THE TASK ::
Copy the following listing word for word.

EXTRACTED ENTRIES ::
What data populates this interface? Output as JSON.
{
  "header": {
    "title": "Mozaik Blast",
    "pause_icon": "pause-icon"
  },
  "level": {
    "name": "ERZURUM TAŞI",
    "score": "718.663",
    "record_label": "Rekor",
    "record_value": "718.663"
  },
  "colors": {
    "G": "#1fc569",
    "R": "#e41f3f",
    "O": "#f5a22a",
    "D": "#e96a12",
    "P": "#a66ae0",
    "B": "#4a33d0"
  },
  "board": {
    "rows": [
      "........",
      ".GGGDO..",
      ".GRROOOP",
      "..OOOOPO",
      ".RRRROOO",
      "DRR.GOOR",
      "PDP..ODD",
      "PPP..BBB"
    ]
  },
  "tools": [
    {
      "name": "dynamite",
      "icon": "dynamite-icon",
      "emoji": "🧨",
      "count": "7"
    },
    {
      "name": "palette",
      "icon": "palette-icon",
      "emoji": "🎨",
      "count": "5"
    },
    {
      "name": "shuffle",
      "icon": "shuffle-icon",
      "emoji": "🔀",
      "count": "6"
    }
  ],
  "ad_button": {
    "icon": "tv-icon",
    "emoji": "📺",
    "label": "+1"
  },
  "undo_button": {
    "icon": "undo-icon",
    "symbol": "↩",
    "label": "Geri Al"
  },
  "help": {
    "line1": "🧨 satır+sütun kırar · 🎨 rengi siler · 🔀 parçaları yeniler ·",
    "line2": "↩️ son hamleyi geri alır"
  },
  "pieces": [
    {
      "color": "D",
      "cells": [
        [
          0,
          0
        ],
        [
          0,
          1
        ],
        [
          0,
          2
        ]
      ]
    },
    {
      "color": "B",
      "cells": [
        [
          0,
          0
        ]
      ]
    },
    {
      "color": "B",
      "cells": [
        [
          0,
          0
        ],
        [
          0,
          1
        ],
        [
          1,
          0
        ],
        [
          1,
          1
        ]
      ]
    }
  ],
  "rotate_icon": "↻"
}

OUTPUT FOR THIS EXERCISE ::
What data populates this interface? Output as JSON.
{
  "header": {
    "title": "Mozaik Blast",
    "pause_icon": "pause-icon"
  },
  "level": {
    "name": "ERZURUM TAŞI",
    "score": "718.663",
    "record_label": "Rekor",
    "record_value": "718.663"
  },
  "colors": {
    "G": "#1fc569",
    "R": "#e41f3f",
    "O": "#f5a22a",
    "D": "#e96a12",
    "P": "#a66ae0",
    "B": "#4a33d0"
  },
  "board": {
    "rows": [
      "........",
      ".GGGDO..",
      ".GRROOOP",
      "..OOOOPO",
      ".RRRROOO",
      "DRR.GOOR",
      "PDP..ODD",
      "PPP..BBB"
    ]
  },
  "tools": [
    {
      "name": "dynamite",
      "icon": "dynamite-icon",
      "emoji": "🧨",
      "count": "7"
    },
    {
      "name": "palette",
      "icon": "palette-icon",
      "emoji": "🎨",
      "count": "5"
    },
    {
      "name": "shuffle",
      "icon": "shuffle-icon",
      "emoji": "🔀",
      "count": "6"
    }
  ],
  "ad_button": {
    "icon": "tv-icon",
    "emoji": "📺",
    "label": "+1"
  },
  "undo_button": {
    "icon": "undo-icon",
    "symbol": "↩",
    "label": "Geri Al"
  },
  "help": {
    "line1": "🧨 satır+sütun kırar · 🎨 rengi siler · 🔀 parçaları yeniler ·",
    "line2": "↩️ son hamleyi geri alır"
  },
  "pieces": [
    {
      "color": "D",
      "cells": [
        [
          0,
          0
        ],
        [
          0,
          1
        ],
        [
          0,
          2
        ]
      ]
    },
    {
      "color": "B",
      "cells": [
        [
          0,
          0
        ]
      ]
    },
    {
      "color": "B",
      "cells": [
        [
          0,
          0
        ],
        [
          0,
          1
        ],
        [
          1,
          0
        ],
        [
          1,
          1
        ]
      ]
    }
  ],
  "rotate_icon": "↻"
}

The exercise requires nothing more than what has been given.